<<<<

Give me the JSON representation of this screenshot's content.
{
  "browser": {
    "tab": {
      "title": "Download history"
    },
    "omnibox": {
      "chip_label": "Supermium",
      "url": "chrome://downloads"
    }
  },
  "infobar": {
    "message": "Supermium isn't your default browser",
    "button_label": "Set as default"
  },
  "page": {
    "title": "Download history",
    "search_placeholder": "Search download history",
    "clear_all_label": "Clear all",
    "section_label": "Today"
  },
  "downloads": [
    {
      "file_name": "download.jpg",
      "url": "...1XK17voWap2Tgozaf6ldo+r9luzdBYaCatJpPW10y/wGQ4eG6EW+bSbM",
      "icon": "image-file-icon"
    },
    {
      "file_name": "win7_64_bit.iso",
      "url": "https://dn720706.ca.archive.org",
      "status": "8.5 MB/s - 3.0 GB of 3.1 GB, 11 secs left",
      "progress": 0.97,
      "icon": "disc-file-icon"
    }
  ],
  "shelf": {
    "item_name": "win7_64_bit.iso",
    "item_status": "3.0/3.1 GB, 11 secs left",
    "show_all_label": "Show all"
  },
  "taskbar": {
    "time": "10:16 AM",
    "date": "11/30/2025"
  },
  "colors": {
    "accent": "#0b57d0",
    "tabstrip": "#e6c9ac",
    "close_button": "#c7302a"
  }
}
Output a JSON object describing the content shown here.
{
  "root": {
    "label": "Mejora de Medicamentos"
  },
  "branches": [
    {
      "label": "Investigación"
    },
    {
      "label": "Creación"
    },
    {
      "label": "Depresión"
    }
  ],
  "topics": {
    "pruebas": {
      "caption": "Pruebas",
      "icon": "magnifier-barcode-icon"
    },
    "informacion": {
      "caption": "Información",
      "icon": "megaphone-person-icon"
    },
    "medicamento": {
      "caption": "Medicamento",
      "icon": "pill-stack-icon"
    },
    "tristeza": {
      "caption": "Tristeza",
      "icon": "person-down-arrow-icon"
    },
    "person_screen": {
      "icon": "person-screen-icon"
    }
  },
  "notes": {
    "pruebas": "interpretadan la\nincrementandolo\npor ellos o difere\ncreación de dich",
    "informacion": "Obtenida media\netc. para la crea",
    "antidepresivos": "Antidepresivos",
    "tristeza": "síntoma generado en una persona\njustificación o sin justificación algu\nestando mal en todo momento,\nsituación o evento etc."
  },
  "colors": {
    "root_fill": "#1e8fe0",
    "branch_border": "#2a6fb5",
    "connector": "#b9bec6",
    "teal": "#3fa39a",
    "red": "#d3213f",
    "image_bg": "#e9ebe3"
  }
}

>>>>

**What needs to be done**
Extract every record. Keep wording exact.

**Answer for this exercise**
Give me the JSON representation of this screenshot's content.
{
  "browser": {
    "tab": {
      "title": "Download history"
    },
    "omnibox": {
      "chip_label": "Supermium",
      "url": "chrome://downloads"
    }
  },
  "infobar": {
    "message": "Supermium isn't your default browser",
    "button_label": "Set as default"
  },
  "page": {
    "title": "Download history",
    "search_placeholder": "Search download history",
    "clear_all_label": "Clear all",
    "section_label": "Today"
  },
  "downloads": [
    {
      "file_name": "download.jpg",
      "url": "...1XK17voWap2Tgozaf6ldo+r9luzdBYaCatJpPW10y/wGQ4eG6EW+bSbM",
      "icon": "image-file-icon"
    },
    {
      "file_name": "win7_64_bit.iso",
      "url": "https://dn720706.ca.archive.org",
      "status": "8.5 MB/s - 3.0 GB of 3.1 GB, 11 secs left",
      "progress": 0.97,
      "icon": "disc-file-icon"
    }
  ],
  "shelf": {
    "item_name": "win7_64_bit.iso",
    "item_status": "3.0/3.1 GB, 11 secs left",
    "show_all_label": "Show all"
  },
  "taskbar": {
    "time": "10:16 AM",
    "date": "11/30/2025"
  },
  "colors": {
    "accent": "#0b57d0",
    "tabstrip": "#e6c9ac",
    "close_button": "#c7302a"
  }
}
Output a JSON object describing the content shown here.
{
  "root": {
    "label": "Mejora de Medicamentos"
  },
  "branches": [
    {
      "label": "Investigación"
    },
    {
      "label": "Creación"
    },
    {
      "label": "Depresión"
    }
  ],
  "topics": {
    "pruebas": {
      "caption": "Pruebas",
      "icon": "magnifier-barcode-icon"
    },
    "informacion": {
      "caption": "Información",
      "icon": "megaphone-person-icon"
    },
    "medicamento": {
      "caption": "Medicamento",
      "icon": "pill-stack-icon"
    },
    "tristeza": {
      "caption": "Tristeza",
      "icon": "person-down-arrow-icon"
    },
    "person_screen": {
      "icon": "person-screen-icon"
    }
  },
  "notes": {
    "pruebas": "interpretadan la\nincrementandolo\npor ellos o difere\ncreación de dich",
    "informacion": "Obtenida media\netc. para la crea",
    "antidepresivos": "Antidepresivos",
    "tristeza": "síntoma generado en una persona\njustificación o sin justificación algu\nestando mal en todo momento,\nsituación o evento etc."
  },
  "colors": {
    "root_fill": "#1e8fe0",
    "branch_border": "#2a6fb5",
    "connector": "#b9bec6",
    "teal": "#3fa39a",
    "red": "#d3213f",
    "image_bg": "#e9ebe3"
  }
}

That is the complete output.